Owner name: IRVIN AUTOMOTIVE PRODUCTS, INC., MICHIGAN
Free format text: ASSIGNMENT OF ASSIGNORS INTEREST;ASSIGNOR:JONES, JAMES GAVIN;REEL/FRAME:008590/0661
Effective date: 19960514
|Oct 11, 2001||FPAY||Fee payment|
Year of fee payment: 4
|Sep 27, 2005||FPAY||Fee payment|
Year of fee payment: 8
|Nov 9, 2009||FPAY||Fee payment|
Year of fee payment: 12
|Sep 29, 2016||AS||Assignment|
Owner name: ALLSTATE INSURANCE COMPANY, ILLINOIS
Free format text: SECURITY INTEREST;ASSIGNORS:IRVIN ACQUISITION LLC;IRVIN AUTOMOTIVE PRODUCTS INC.;REEL/FRAME:040181/0295
Effective date: 20160928
Owner name: CYPRIUM INVESTORS IV AIV I LP, OHIO
Free format text: SECURITY INTEREST;ASSIGNORS:IRVIN ACQUISITION LLC;IRVIN AUTOMOTIVE PRODUCTS INC.;REEL/FRAME:040181/0295
Effective date: 20160928
|Mar 24, 2017||AS||Assignment|
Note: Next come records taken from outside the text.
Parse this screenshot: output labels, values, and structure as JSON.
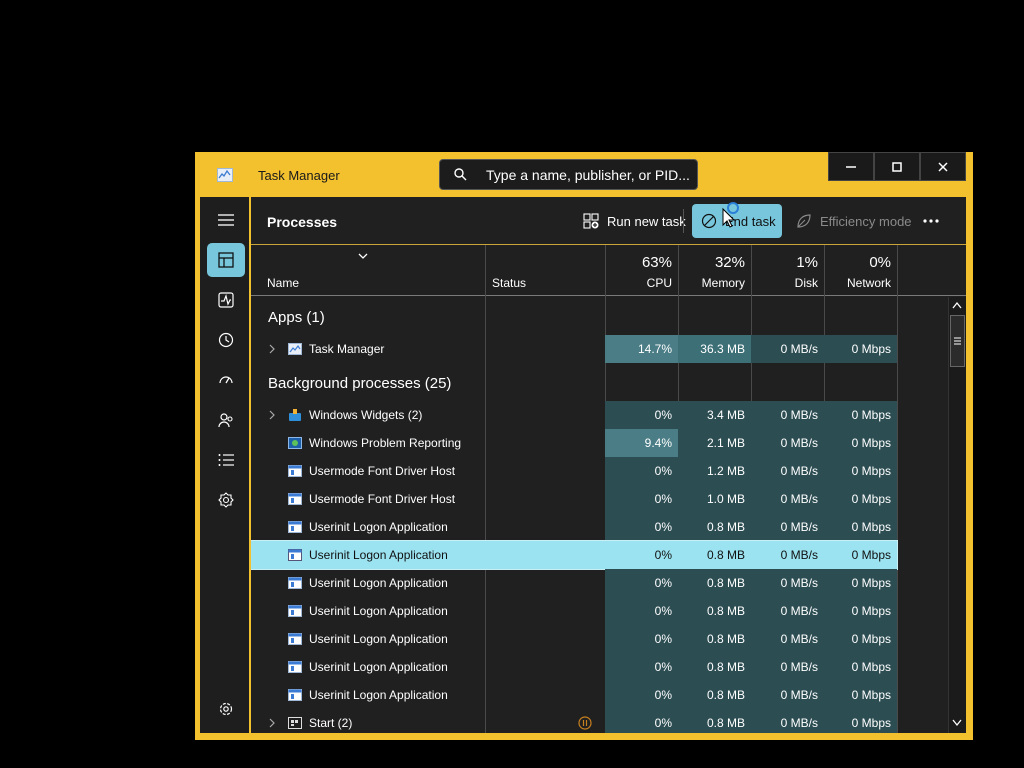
{
  "window": {
    "title": "Task Manager"
  },
  "search": {
    "placeholder": "Type a name, publisher, or PID..."
  },
  "toolbar": {
    "page_title": "Processes",
    "run_new_task": "Run new task",
    "end_task": "End task",
    "efficiency_mode": "Efficiency mode"
  },
  "columns": {
    "name": "Name",
    "status": "Status",
    "cpu": {
      "percent": "63%",
      "label": "CPU"
    },
    "memory": {
      "percent": "32%",
      "label": "Memory"
    },
    "disk": {
      "percent": "1%",
      "label": "Disk"
    },
    "network": {
      "percent": "0%",
      "label": "Network"
    }
  },
  "sections": {
    "apps": "Apps (1)",
    "background": "Background processes (25)"
  },
  "processes": [
    {
      "name": "Task Manager",
      "cpu": "14.7%",
      "memory": "36.3 MB",
      "disk": "0 MB/s",
      "network": "0 Mbps"
    },
    {
      "name": "Windows Widgets (2)",
      "cpu": "0%",
      "memory": "3.4 MB",
      "disk": "0 MB/s",
      "network": "0 Mbps"
    },
    {
      "name": "Windows Problem Reporting",
      "cpu": "9.4%",
      "memory": "2.1 MB",
      "disk": "0 MB/s",
      "network": "0 Mbps"
    },
    {
      "name": "Usermode Font Driver Host",
      "cpu": "0%",
      "memory": "1.2 MB",
      "disk": "0 MB/s",
      "network": "0 Mbps"
    },
    {
      "name": "Usermode Font Driver Host",
      "cpu": "0%",
      "memory": "1.0 MB",
      "disk": "0 MB/s",
      "network": "0 Mbps"
    },
    {
      "name": "Userinit Logon Application",
      "cpu": "0%",
      "memory": "0.8 MB",
      "disk": "0 MB/s",
      "network": "0 Mbps"
    },
    {
      "name": "Userinit Logon Application",
      "cpu": "0%",
      "memory": "0.8 MB",
      "disk": "0 MB/s",
      "network": "0 Mbps"
    },
    {
      "name": "Userinit Logon Application",
      "cpu": "0%",
      "memory": "0.8 MB",
      "disk": "0 MB/s",
      "network": "0 Mbps"
    },
    {
      "name": "Userinit Logon Application",
      "cpu": "0%",
      "memory": "0.8 MB",
      "disk": "0 MB/s",
      "network": "0 Mbps"
    },
    {
      "name": "Userinit Logon Application",
      "cpu": "0%",
      "memory": "0.8 MB",
      "disk": "0 MB/s",
      "network": "0 Mbps"
    },
    {
      "name": "Userinit Logon Application",
      "cpu": "0%",
      "memory": "0.8 MB",
      "disk": "0 MB/s",
      "network": "0 Mbps"
    },
    {
      "name": "Userinit Logon Application",
      "cpu": "0%",
      "memory": "0.8 MB",
      "disk": "0 MB/s",
      "network": "0 Mbps"
    },
    {
      "name": "Start (2)",
      "cpu": "0%",
      "memory": "0.8 MB",
      "disk": "0 MB/s",
      "network": "0 Mbps"
    }
  ],
  "colors": {
    "window_frame": "#f3c02e",
    "accent": "#77c6dc",
    "selected_row": "#9be3f1",
    "cpu_heat": "#4a7d86"
  },
  "icons": [
    "hamburger-icon",
    "processes-icon",
    "performance-icon",
    "app-history-icon",
    "startup-apps-icon",
    "users-icon",
    "details-icon",
    "services-icon",
    "settings-icon"
  ]
}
Owner name: IRVIN AUTOMOTIVE PRODUCTS LLC, MICHIGAN
Free format text: CHANGE OF NAME;ASSIGNOR:IRVIN AUTOMOTIVE PRODUCTS, INC.;REEL/FRAME:042084/0404
Effective date: 20161011